The Limits Of Shame

Adam Serwer responds to Dreher's post on stigmatizing having children out of wedlock:

Conservatives regularly overestimate the beneficial effects of shame. Shame provokes response in the form of impulse, not long term planning. A person who is ashamed isn't going to think, "I'd better get a degree" or "I'd better get married," they're going to think in the short term about what they can do to rectify their sense of self-worth.

How do you see people--men in particular--act when they're ashamed? You rarely see them do something like get married or get a fantastic job; usually they're going to hurt or exploit someone, make them feel as low as they do--this is the lesson learned by the shamed from the shamer, regardless of the lesson the shamer thinks they're teaching the shamed.
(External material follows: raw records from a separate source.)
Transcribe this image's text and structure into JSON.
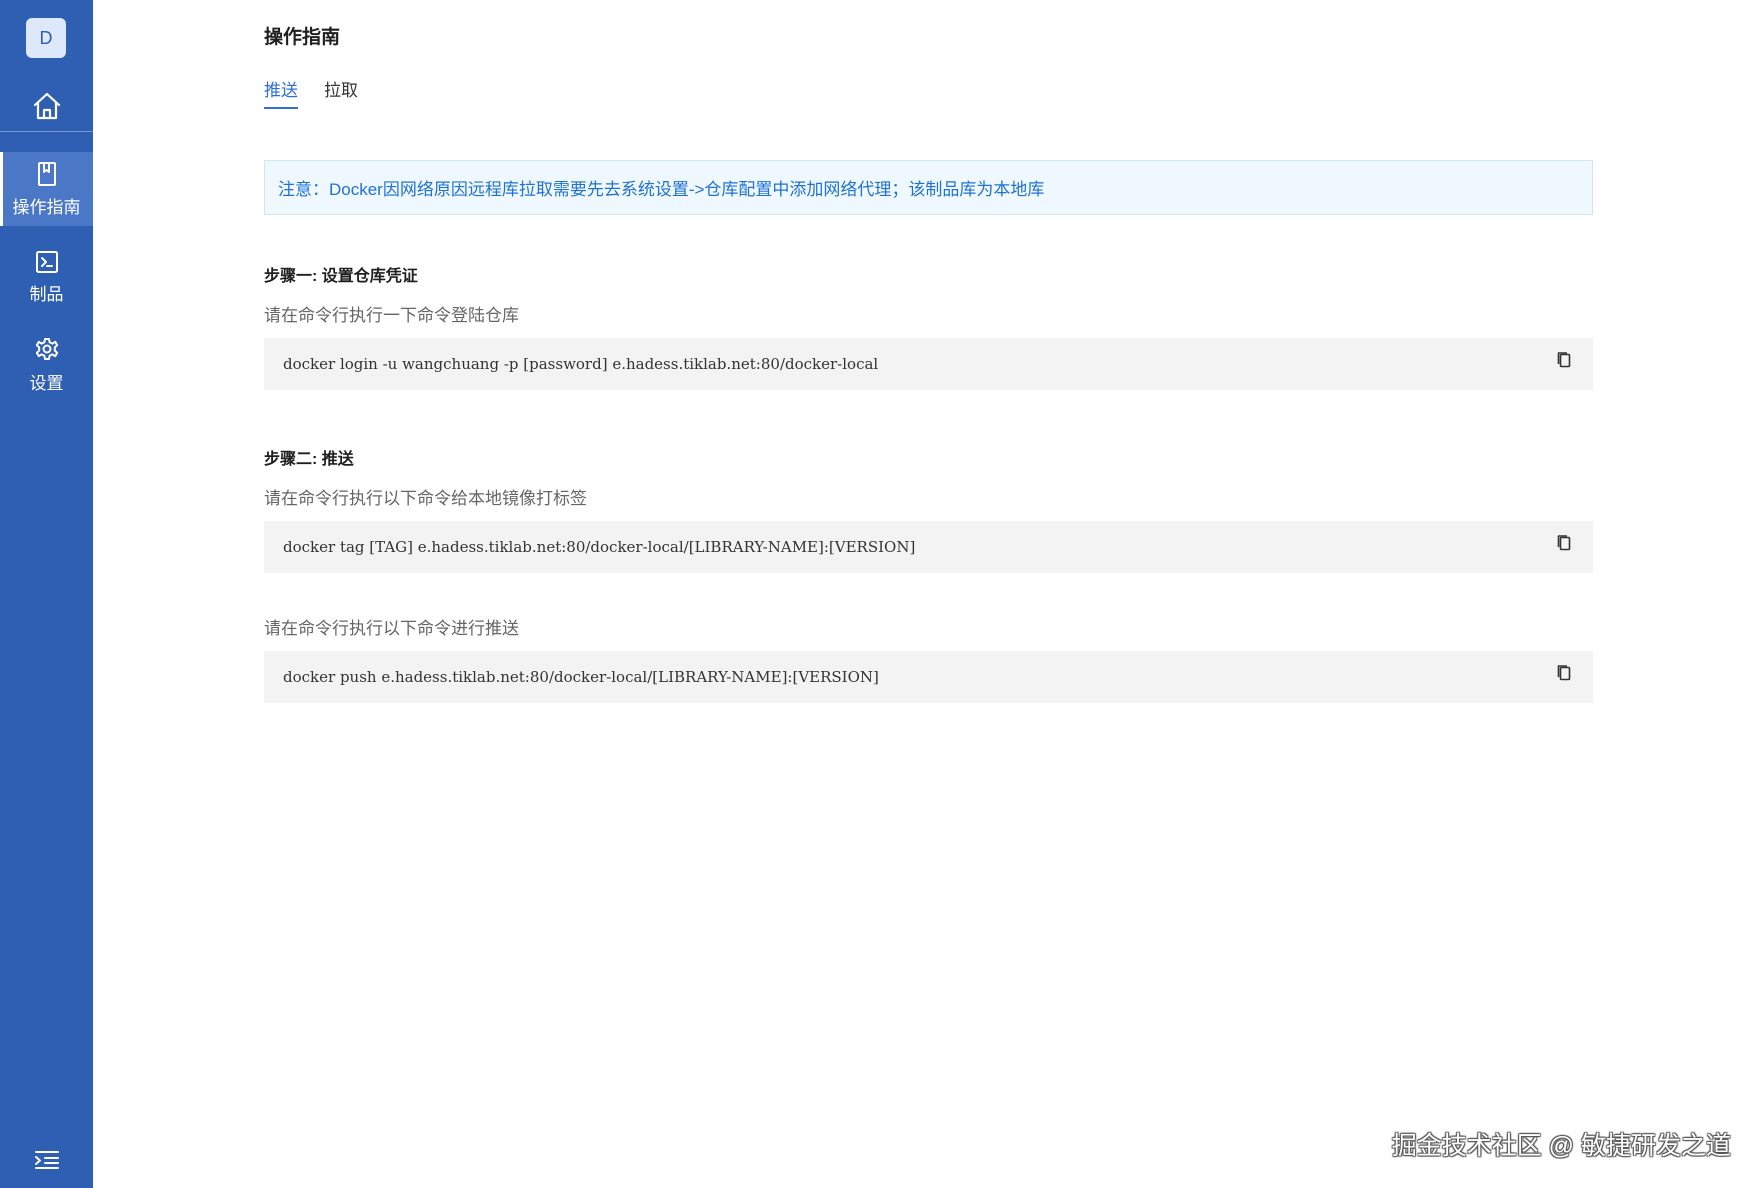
{
  "sidebar": {
    "avatar_letter": "D",
    "home_icon": "home-icon",
    "items": [
      {
        "label": "操作指南",
        "icon": "book-icon",
        "active": true
      },
      {
        "label": "制品",
        "icon": "terminal-icon",
        "active": false
      },
      {
        "label": "设置",
        "icon": "gear-icon",
        "active": false
      }
    ],
    "collapse_icon": "menu-collapse-icon",
    "colors": {
      "background": "#2f5fb3",
      "active": "#4a78c7"
    }
  },
  "main": {
    "title": "操作指南",
    "tabs": [
      {
        "label": "推送",
        "active": true
      },
      {
        "label": "拉取",
        "active": false
      }
    ],
    "notice": "注意：Docker因网络原因远程库拉取需要先去系统设置->仓库配置中添加网络代理；该制品库为本地库",
    "steps": [
      {
        "title": "步骤一: 设置仓库凭证",
        "blocks": [
          {
            "desc": "请在命令行执行一下命令登陆仓库",
            "code": "docker login -u wangchuang -p [password] e.hadess.tiklab.net:80/docker-local"
          }
        ]
      },
      {
        "title": "步骤二: 推送",
        "blocks": [
          {
            "desc": "请在命令行执行以下命令给本地镜像打标签",
            "code": "docker tag [TAG] e.hadess.tiklab.net:80/docker-local/[LIBRARY-NAME]:[VERSION]"
          },
          {
            "desc": "请在命令行执行以下命令进行推送",
            "code": "docker push e.hadess.tiklab.net:80/docker-local/[LIBRARY-NAME]:[VERSION]"
          }
        ]
      }
    ],
    "copy_icon": "copy-icon",
    "accent_color": "#2f6fd6"
  },
  "watermark": "掘金技术社区 @ 敏捷研发之道"
}
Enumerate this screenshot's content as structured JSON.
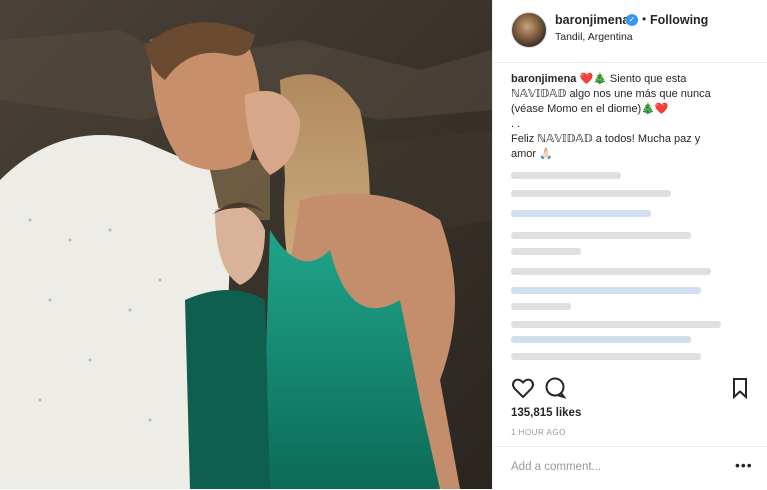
{
  "post": {
    "username": "baronjimena",
    "verified_icon": "verified-badge-icon",
    "separator": "•",
    "follow_label": "Following",
    "location": "Tandil, Argentina"
  },
  "caption": {
    "username": "baronjimena",
    "line1": "❤️🎄 Siento que esta",
    "line2": "ℕ𝔸𝕍𝕀𝔻𝔸𝔻 algo nos une más que nunca",
    "line3": "(véase Momo en el diome)🎄❤️",
    "line4": ". .",
    "line5": "Feliz ℕ𝔸𝕍𝕀𝔻𝔸𝔻 a todos! Mucha paz y",
    "line6": "amor 🙏🏻"
  },
  "stats": {
    "likes": "135,815 likes",
    "time": "1 HOUR AGO"
  },
  "comment_box": {
    "placeholder": "Add a comment...",
    "more": "•••"
  },
  "icons": [
    "heart-icon",
    "comment-icon",
    "bookmark-icon",
    "more-options-icon"
  ]
}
I'm not sure it's possible to encourage beneficial social behavior without in some ways discouraging destructive behavior. The key is emphasis. And a little positive reinforcement often goes a long way.